### Assignment
In the data below, find each line that contains the word "chevron" and copy it.
━━ Supplied information
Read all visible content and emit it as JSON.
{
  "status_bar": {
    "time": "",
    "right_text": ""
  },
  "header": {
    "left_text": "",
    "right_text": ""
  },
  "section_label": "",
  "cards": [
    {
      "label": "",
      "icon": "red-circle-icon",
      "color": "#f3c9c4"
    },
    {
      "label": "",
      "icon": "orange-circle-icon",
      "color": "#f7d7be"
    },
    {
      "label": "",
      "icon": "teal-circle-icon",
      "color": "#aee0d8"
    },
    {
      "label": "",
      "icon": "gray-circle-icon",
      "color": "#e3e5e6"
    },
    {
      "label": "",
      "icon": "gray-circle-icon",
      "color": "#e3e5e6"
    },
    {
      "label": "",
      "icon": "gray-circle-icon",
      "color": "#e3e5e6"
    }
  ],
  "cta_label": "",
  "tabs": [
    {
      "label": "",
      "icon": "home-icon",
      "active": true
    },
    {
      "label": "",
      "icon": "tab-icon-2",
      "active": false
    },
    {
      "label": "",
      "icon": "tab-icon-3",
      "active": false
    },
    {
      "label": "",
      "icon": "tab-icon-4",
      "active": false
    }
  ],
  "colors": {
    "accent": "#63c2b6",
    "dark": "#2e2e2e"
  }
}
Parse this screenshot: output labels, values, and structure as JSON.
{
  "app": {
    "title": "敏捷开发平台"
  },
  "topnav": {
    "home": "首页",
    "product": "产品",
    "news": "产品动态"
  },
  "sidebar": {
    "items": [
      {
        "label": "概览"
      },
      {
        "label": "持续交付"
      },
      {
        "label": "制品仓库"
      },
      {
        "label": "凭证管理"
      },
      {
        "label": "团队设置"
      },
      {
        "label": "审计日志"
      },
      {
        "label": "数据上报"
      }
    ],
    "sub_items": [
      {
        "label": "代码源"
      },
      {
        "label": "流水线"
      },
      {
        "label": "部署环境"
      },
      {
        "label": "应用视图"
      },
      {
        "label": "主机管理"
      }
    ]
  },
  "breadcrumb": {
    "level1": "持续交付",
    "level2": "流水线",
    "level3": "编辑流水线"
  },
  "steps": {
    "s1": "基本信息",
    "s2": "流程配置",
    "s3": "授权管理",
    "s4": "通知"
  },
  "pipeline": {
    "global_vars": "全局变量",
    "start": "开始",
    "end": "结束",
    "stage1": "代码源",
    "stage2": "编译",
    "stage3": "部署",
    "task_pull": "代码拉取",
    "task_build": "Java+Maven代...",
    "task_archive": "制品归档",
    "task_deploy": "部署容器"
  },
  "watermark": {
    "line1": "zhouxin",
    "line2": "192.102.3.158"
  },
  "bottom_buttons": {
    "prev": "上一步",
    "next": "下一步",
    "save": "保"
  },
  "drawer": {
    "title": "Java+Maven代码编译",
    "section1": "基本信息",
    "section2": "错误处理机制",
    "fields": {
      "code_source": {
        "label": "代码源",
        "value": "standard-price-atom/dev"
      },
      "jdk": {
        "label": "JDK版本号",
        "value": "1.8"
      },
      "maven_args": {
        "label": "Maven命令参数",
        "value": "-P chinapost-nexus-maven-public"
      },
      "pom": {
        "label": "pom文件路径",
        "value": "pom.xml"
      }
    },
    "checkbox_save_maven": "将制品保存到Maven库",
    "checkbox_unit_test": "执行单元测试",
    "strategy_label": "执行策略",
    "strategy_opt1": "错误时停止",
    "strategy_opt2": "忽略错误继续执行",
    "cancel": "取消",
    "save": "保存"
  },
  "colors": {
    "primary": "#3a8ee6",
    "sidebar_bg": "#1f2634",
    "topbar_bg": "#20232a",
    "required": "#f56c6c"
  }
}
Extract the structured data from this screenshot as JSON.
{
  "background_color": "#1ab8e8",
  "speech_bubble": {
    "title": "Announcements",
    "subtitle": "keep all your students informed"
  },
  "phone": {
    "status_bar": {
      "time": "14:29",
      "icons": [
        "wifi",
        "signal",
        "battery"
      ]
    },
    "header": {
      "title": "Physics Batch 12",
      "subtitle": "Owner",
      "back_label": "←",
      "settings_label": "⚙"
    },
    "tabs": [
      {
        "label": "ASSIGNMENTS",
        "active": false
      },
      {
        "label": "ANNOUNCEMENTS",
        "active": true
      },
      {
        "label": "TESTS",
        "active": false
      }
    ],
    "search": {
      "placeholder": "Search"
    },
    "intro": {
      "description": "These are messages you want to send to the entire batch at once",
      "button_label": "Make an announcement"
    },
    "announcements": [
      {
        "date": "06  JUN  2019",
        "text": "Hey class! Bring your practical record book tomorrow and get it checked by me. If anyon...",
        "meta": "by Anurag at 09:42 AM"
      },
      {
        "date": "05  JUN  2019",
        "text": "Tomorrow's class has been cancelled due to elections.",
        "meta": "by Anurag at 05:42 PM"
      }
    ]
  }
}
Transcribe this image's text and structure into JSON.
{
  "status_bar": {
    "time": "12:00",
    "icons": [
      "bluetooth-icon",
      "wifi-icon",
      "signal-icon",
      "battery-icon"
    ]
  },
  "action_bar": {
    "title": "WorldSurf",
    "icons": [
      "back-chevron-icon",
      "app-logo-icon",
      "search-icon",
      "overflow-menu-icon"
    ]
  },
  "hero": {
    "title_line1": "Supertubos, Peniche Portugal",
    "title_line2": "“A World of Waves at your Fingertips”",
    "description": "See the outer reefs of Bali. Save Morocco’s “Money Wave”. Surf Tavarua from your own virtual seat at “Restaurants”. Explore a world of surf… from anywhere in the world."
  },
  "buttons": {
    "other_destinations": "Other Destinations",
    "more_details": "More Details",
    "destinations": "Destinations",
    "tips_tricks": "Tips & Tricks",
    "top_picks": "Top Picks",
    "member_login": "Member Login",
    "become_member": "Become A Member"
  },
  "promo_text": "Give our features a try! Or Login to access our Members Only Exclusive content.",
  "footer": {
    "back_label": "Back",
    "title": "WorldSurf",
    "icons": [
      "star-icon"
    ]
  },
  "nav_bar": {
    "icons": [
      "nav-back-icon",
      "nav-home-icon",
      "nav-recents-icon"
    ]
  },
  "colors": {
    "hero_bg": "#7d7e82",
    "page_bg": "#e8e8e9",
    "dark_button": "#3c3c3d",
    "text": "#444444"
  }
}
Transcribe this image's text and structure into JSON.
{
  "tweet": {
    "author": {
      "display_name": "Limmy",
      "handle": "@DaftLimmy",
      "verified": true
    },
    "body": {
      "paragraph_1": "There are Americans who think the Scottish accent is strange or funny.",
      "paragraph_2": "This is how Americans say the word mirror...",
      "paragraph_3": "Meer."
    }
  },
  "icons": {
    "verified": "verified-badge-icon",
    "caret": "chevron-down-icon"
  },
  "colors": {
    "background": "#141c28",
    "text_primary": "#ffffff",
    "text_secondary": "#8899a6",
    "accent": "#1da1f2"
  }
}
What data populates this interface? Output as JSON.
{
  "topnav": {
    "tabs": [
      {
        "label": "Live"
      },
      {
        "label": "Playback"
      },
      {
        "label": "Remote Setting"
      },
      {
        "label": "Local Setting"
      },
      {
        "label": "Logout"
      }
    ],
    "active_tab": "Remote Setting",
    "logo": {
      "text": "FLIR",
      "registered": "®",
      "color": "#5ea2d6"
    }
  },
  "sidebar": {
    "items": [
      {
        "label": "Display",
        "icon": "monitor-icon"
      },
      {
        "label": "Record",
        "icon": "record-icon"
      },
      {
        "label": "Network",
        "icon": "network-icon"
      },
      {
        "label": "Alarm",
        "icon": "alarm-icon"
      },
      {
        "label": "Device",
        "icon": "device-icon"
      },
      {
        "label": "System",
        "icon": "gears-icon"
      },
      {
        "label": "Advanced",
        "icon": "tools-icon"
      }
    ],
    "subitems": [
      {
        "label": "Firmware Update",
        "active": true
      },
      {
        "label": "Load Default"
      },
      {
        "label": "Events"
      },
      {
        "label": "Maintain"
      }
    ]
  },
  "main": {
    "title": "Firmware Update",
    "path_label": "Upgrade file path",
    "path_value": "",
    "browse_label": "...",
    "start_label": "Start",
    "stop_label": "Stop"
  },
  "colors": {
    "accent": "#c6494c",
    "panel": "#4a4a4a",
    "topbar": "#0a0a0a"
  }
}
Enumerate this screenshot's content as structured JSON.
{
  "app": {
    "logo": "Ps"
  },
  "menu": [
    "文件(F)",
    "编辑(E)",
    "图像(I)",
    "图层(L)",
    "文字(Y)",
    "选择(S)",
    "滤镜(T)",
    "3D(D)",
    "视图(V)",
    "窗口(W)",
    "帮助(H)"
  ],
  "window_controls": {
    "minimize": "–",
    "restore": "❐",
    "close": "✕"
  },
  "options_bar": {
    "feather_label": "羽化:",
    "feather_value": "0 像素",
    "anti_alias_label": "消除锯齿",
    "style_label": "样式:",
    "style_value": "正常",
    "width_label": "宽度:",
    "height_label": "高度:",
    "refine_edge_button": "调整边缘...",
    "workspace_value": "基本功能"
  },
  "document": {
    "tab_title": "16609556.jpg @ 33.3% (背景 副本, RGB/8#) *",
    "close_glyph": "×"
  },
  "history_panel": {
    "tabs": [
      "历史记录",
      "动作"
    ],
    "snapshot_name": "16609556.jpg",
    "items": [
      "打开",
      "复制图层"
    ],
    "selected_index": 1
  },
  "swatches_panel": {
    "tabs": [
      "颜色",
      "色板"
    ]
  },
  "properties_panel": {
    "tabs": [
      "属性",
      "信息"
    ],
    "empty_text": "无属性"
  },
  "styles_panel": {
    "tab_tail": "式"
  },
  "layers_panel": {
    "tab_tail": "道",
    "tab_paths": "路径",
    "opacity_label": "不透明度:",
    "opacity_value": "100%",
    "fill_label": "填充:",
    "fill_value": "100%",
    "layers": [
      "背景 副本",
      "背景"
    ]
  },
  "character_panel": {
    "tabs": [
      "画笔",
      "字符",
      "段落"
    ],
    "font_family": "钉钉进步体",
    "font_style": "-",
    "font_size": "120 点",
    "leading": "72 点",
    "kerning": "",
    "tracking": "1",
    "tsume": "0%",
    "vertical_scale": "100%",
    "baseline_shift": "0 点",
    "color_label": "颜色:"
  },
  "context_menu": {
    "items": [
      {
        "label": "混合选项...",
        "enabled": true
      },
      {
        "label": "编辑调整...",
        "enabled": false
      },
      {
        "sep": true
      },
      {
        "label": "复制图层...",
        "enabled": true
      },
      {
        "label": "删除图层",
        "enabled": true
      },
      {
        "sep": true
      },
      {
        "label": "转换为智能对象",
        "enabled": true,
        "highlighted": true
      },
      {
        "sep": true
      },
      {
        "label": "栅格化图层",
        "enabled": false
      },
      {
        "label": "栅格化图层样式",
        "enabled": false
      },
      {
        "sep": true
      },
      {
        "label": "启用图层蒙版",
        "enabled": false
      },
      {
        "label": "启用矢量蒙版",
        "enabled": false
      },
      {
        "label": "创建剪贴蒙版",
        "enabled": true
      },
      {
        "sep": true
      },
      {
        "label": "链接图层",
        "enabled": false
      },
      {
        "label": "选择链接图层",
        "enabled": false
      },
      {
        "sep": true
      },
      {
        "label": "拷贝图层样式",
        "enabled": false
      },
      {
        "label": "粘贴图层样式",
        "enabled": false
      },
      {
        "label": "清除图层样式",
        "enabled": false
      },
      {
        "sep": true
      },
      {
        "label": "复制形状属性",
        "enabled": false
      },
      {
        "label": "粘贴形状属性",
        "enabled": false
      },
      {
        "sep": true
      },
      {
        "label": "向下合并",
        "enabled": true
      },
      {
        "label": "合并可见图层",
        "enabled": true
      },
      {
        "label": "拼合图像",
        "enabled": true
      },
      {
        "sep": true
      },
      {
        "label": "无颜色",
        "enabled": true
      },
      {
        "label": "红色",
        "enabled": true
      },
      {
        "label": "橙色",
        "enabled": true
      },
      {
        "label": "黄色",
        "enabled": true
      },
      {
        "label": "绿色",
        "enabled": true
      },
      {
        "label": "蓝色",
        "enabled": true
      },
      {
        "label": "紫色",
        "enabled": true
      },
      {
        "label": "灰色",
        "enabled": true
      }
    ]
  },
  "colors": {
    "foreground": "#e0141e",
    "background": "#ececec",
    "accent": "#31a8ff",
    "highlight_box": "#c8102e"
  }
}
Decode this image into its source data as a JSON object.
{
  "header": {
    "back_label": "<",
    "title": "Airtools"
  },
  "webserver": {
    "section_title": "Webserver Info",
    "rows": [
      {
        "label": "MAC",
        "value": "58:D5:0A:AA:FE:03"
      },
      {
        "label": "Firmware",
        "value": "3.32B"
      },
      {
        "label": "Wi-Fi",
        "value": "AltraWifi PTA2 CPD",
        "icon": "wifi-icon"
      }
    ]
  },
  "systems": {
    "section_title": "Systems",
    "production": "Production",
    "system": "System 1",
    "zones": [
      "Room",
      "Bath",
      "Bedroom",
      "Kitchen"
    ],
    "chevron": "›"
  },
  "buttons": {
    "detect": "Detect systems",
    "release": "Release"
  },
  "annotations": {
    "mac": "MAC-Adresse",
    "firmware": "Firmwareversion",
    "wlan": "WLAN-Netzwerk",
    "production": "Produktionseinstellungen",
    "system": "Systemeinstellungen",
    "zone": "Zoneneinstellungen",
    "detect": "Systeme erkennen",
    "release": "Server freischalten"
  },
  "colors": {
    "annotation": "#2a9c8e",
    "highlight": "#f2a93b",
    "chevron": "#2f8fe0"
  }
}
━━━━
### Solution for this task
      "back-chevron-icon",
    "caret": "chevron-down-icon"
    "chevron": "›"
    "chevron": "#2f8fe0"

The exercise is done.